And in return, George Lucas promptly stood up, raised his arms high in the air, and thumbed his nose at us. "Neener, Neener, Ewok Speeder!" he seemed to say. Instead of creating memorable characters, good dialogue, and incredible plotting, Lucas filled his stories with overblown cartoons, anti-climactic/anti-sympathetic battles (Oh No! Another droid just died...! Can't...reconstruct...that...), and Jar Jar freaking Binks. At first we cheered, then we blinked, then we wondered, and finally we chocked it up to "Oh, he had to lay down so much ground work, so much story, that he didn't have time to develop characters, story, or dialogue."
We were wrong.
George continued his blasphemous sacrilege with Star Wars Episode Two: The Animated One. At first we thought, great, the action can be ramped up! Whiney, snively little Anakin Skywalker gets a light saber, some use of the force, and proceeds to... somehow woo a girl ten years older than him. And she falls head over heels for his...whiney snivelous ways. Somewhere, somehow, six feet down, Sir Alec Guiness was rolling in his grave. And we groaned. Literally. The first movie I saw after two years as a missionary in Brazil was this load of cartoon drech.

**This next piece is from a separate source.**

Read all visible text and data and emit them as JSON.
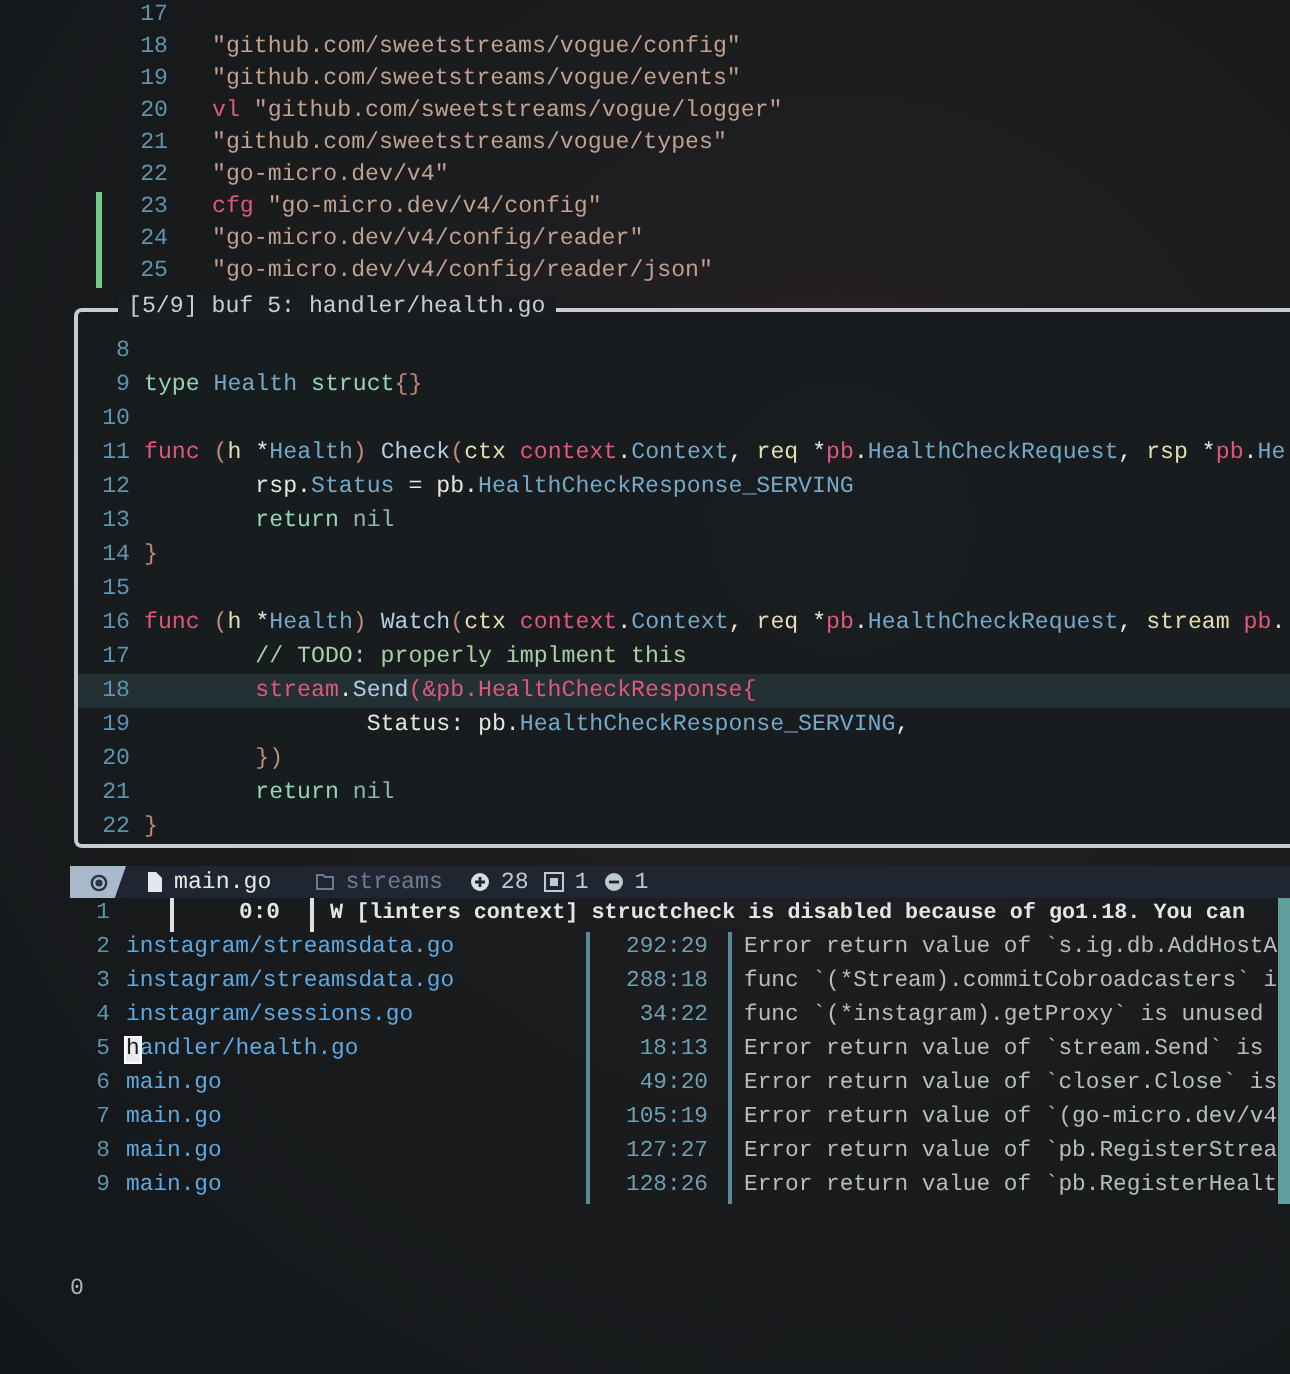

And it got worse from there. And we booed him. And he hissed back. And we never forgave him for spoiling something we loved so much. And he flipped us off and road off into the sunset with the gazillion dollars we gave him to upset us for two hours in a darkened theater.
And now this. Now we get Indy four. And what is George Lucas' reaction to the movie? Perhaps the scariest quote I have ever read (not to mention alienating, frustrating, patronizing, and offensive) via Entertainment Weekly:
LUCAS: "We’re only going to get aggravation. The fans think it’s gonna be the Second Coming. And it’s not the Second Coming. They’ve already written the story in their heads, and lemme tell ya, its not that story. So they’re going to be very disappointed. I went through this with Phantom Menace. Believe me, I’ve been there, I’ve done it. I know exactly the way they react. And they’re very vocal about these things. We’re not gonna have adoring fans sending us e-mails saying how much they loved the movie. We’re gonna have a bunch of angry people saying, “You’re a bunch of assholes and you should never have done this. You’ve ruined my life forever. I loved Indiana Jones so much an d now its ruined.” And all that kind of stuff."
And Steven Spielberg’s hilarious response?
SPIELBERG: "Uh, he needs to speak for himself here. You need to put in parentheses “George Lucas is totally speaking for himself.” And I absolve myself of any connection with that last statement about fans not liking it."
Well, good for Spielberg. However, his recent track record isn't all that hot either. Some of the better B-listers include:
Jurassic Park III.
Men in Black II.
And some of his upcoming projects:
Transformers II and Jurassic Park IV!!! YAAAAAY! Can't wait to sit in line for those.
And now I've written too much. I just hope this turns out to be a Summer Movie Season to remember. And not another foray into the mediocrity of silly sequels and subpar superheroes. Again, I'm not holding my breath.
I swear, I won't hold my breath.
But I'll probably eat my movie ticket later. Curse you George Stevenberg! Curse you!